Scan the entries below and extract each line with the word "вчера" in it.

Collected data
####
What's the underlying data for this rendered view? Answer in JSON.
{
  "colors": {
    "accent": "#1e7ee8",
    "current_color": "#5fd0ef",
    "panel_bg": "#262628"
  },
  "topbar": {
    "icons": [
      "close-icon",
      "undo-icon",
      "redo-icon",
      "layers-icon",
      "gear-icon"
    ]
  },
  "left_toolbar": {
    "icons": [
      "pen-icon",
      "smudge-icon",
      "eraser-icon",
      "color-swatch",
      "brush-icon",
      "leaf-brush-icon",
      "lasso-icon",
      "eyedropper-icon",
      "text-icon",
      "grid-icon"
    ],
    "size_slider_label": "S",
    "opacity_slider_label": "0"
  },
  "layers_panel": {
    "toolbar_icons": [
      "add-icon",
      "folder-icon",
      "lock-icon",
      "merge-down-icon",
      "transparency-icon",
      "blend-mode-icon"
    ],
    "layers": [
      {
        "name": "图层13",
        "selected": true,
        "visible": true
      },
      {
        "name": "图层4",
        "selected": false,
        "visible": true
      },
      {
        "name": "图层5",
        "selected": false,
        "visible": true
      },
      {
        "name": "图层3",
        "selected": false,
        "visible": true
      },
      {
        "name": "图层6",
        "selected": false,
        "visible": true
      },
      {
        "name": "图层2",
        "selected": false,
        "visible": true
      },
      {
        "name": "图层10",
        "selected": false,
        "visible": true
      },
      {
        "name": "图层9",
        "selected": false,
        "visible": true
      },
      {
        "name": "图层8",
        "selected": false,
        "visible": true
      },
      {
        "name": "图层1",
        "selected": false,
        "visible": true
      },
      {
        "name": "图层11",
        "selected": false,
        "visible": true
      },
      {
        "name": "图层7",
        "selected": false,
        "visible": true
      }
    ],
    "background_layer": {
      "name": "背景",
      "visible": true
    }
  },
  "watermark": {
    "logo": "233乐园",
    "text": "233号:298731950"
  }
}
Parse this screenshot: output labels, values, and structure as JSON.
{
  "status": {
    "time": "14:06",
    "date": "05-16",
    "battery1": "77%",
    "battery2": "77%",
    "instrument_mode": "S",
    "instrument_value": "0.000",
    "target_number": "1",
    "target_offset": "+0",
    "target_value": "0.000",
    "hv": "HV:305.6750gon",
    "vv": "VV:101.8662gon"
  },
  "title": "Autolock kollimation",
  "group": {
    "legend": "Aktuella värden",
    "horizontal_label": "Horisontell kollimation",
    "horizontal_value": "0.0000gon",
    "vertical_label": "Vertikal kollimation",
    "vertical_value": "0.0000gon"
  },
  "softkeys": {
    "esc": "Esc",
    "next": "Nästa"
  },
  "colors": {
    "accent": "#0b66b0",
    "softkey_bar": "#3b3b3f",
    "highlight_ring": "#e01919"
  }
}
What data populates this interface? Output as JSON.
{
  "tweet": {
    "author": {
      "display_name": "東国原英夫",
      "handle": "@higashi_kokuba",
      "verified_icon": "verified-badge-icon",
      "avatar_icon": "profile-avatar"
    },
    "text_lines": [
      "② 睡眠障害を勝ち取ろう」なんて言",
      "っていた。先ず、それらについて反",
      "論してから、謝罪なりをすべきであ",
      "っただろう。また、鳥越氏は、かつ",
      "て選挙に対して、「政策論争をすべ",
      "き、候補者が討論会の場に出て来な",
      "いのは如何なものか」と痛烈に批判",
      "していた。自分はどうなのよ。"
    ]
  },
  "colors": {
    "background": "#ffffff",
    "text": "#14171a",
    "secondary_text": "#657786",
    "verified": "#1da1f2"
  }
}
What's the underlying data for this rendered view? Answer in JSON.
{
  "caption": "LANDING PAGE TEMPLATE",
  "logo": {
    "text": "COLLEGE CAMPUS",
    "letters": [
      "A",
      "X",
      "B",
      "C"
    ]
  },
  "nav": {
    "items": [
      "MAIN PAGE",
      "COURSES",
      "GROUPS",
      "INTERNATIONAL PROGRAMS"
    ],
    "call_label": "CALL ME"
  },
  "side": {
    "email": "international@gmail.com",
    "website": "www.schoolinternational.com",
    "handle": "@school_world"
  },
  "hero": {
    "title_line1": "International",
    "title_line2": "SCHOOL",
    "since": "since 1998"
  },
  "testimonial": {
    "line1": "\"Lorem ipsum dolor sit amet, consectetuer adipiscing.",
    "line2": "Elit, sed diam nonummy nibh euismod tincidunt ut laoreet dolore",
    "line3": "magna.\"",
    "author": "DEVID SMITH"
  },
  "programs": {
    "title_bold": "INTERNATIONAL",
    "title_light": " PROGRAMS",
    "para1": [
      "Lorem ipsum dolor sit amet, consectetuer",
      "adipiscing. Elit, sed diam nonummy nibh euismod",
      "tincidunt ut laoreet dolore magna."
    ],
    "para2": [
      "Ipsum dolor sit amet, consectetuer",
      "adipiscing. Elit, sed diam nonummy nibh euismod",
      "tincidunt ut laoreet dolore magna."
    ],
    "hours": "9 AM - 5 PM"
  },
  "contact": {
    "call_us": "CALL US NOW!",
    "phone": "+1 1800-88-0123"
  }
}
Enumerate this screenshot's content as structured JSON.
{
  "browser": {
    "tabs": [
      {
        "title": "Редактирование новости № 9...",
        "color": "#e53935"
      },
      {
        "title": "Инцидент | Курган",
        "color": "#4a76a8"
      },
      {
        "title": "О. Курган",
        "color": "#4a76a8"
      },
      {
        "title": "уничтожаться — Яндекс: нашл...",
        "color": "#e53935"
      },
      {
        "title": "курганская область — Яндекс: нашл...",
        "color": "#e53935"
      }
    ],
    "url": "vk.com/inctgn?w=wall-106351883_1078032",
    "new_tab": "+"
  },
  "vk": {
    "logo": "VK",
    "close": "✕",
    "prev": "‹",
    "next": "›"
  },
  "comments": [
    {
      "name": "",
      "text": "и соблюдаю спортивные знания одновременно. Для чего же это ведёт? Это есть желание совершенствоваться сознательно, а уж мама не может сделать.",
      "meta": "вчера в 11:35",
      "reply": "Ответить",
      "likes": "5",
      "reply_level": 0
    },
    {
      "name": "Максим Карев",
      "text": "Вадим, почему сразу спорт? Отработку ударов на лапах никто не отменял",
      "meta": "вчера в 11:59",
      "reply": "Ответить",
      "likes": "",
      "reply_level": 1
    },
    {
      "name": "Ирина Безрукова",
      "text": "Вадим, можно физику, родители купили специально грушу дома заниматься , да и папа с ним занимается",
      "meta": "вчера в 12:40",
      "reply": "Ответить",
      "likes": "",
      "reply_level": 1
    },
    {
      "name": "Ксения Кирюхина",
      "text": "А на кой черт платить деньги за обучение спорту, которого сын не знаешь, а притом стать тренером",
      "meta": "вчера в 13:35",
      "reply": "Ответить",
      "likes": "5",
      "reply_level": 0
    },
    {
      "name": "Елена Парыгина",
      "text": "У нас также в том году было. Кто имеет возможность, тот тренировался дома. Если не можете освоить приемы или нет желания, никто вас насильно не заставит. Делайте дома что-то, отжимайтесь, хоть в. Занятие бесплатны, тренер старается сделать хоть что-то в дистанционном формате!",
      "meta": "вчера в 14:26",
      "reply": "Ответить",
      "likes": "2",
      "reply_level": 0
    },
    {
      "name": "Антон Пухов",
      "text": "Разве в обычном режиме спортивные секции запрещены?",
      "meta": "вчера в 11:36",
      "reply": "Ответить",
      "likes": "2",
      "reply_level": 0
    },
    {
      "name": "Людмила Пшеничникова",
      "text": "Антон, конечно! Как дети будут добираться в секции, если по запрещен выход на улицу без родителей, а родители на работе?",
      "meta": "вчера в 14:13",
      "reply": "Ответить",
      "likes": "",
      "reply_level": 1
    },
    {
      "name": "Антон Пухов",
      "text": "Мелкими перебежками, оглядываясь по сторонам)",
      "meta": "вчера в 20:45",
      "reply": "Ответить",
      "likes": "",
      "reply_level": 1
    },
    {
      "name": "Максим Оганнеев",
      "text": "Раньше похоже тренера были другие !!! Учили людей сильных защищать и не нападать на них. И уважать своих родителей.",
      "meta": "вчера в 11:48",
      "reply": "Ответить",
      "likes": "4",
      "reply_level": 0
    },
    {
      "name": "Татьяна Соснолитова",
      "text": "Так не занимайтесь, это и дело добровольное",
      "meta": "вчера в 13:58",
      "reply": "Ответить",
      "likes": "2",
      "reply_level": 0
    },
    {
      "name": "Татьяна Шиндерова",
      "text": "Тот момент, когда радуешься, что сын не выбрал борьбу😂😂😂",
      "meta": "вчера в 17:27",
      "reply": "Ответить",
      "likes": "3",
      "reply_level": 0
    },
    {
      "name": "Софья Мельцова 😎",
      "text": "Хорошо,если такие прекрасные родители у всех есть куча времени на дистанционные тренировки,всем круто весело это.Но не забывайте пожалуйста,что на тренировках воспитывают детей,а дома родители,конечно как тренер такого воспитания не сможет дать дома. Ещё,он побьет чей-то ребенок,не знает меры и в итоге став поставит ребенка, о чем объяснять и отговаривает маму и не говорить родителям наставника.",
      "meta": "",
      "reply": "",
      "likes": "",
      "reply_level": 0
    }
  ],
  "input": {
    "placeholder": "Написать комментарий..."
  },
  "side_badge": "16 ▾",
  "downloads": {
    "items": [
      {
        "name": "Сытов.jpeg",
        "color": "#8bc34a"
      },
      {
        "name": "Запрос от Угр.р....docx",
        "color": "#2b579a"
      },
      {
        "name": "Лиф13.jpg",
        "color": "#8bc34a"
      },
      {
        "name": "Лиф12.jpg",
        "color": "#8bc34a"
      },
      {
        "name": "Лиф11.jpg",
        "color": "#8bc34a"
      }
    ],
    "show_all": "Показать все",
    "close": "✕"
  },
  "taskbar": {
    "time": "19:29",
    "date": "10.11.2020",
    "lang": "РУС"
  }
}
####
_Solution_
      "meta": "вчера в 11:35",
      "meta": "вчера в 11:59",
      "meta": "вчера в 12:40",
      "meta": "вчера в 13:35",
      "meta": "вчера в 14:26",
      "meta": "вчера в 11:36",
      "meta": "вчера в 14:13",
      "meta": "вчера в 20:45",
      "meta": "вчера в 11:48",
      "meta": "вчера в 13:58",
      "meta": "вчера в 17:27",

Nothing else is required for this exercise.